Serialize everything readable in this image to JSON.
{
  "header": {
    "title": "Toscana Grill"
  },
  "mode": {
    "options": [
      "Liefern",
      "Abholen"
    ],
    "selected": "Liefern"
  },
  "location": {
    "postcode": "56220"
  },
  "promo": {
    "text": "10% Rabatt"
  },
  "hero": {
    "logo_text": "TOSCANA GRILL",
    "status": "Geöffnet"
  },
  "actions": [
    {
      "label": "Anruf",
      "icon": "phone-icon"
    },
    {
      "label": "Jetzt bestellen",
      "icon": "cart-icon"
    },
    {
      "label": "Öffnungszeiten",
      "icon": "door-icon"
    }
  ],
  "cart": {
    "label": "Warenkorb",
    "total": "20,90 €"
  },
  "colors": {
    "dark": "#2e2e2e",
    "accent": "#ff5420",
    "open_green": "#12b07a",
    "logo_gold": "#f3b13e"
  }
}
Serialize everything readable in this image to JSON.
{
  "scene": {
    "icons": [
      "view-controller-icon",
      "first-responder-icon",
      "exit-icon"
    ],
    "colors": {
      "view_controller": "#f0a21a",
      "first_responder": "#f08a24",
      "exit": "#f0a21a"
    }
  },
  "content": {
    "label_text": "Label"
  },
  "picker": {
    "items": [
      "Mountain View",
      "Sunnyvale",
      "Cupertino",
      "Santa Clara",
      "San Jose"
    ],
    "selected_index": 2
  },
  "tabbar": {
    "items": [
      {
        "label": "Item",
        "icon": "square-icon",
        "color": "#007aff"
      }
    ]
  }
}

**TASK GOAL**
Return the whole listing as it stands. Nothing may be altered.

**ANSWER TO THIS EXERCISE**
Serialize everything readable in this image to JSON.
{
  "header": {
    "title": "Toscana Grill"
  },
  "mode": {
    "options": [
      "Liefern",
      "Abholen"
    ],
    "selected": "Liefern"
  },
  "location": {
    "postcode": "56220"
  },
  "promo": {
    "text": "10% Rabatt"
  },
  "hero": {
    "logo_text": "TOSCANA GRILL",
    "status": "Geöffnet"
  },
  "actions": [
    {
      "label": "Anruf",
      "icon": "phone-icon"
    },
    {
      "label": "Jetzt bestellen",
      "icon": "cart-icon"
    },
    {
      "label": "Öffnungszeiten",
      "icon": "door-icon"
    }
  ],
  "cart": {
    "label": "Warenkorb",
    "total": "20,90 €"
  },
  "colors": {
    "dark": "#2e2e2e",
    "accent": "#ff5420",
    "open_green": "#12b07a",
    "logo_gold": "#f3b13e"
  }
}
Serialize everything readable in this image to JSON.
{
  "scene": {
    "icons": [
      "view-controller-icon",
      "first-responder-icon",
      "exit-icon"
    ],
    "colors": {
      "view_controller": "#f0a21a",
      "first_responder": "#f08a24",
      "exit": "#f0a21a"
    }
  },
  "content": {
    "label_text": "Label"
  },
  "picker": {
    "items": [
      "Mountain View",
      "Sunnyvale",
      "Cupertino",
      "Santa Clara",
      "San Jose"
    ],
    "selected_index": 2
  },
  "tabbar": {
    "items": [
      {
        "label": "Item",
        "icon": "square-icon",
        "color": "#007aff"
      }
    ]
  }
}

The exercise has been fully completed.